START Task data

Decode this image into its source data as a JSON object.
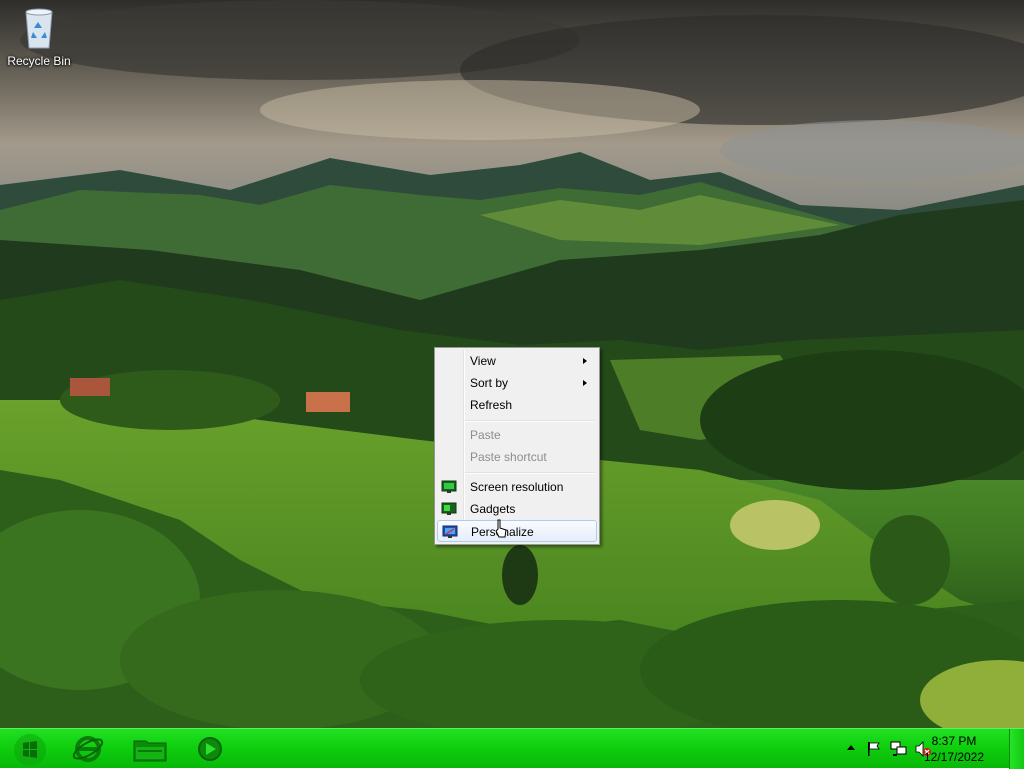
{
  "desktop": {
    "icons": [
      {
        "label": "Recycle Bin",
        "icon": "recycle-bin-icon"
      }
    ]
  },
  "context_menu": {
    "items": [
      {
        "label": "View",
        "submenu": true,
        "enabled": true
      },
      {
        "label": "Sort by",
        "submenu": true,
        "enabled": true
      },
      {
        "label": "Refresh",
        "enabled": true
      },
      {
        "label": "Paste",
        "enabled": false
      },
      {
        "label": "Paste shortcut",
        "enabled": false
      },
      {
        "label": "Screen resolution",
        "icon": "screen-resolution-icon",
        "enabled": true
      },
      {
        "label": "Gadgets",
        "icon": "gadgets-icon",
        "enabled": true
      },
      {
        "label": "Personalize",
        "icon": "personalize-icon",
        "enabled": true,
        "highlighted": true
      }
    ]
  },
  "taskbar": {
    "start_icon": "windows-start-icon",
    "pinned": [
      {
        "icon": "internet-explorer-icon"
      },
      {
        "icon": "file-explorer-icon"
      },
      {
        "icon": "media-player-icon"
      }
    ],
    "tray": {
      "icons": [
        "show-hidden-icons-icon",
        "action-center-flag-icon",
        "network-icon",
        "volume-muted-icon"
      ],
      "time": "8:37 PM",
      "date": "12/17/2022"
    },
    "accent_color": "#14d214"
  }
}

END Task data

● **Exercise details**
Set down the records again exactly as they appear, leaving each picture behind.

● **Answer for this exercise**
Decode this image into its source data as a JSON object.
{
  "desktop": {
    "icons": [
      {
        "label": "Recycle Bin",
        "icon": "recycle-bin-icon"
      }
    ]
  },
  "context_menu": {
    "items": [
      {
        "label": "View",
        "submenu": true,
        "enabled": true
      },
      {
        "label": "Sort by",
        "submenu": true,
        "enabled": true
      },
      {
        "label": "Refresh",
        "enabled": true
      },
      {
        "label": "Paste",
        "enabled": false
      },
      {
        "label": "Paste shortcut",
        "enabled": false
      },
      {
        "label": "Screen resolution",
        "icon": "screen-resolution-icon",
        "enabled": true
      },
      {
        "label": "Gadgets",
        "icon": "gadgets-icon",
        "enabled": true
      },
      {
        "label": "Personalize",
        "icon": "personalize-icon",
        "enabled": true,
        "highlighted": true
      }
    ]
  },
  "taskbar": {
    "start_icon": "windows-start-icon",
    "pinned": [
      {
        "icon": "internet-explorer-icon"
      },
      {
        "icon": "file-explorer-icon"
      },
      {
        "icon": "media-player-icon"
      }
    ],
    "tray": {
      "icons": [
        "show-hidden-icons-icon",
        "action-center-flag-icon",
        "network-icon",
        "volume-muted-icon"
      ],
      "time": "8:37 PM",
      "date": "12/17/2022"
    },
    "accent_color": "#14d214"
  }
}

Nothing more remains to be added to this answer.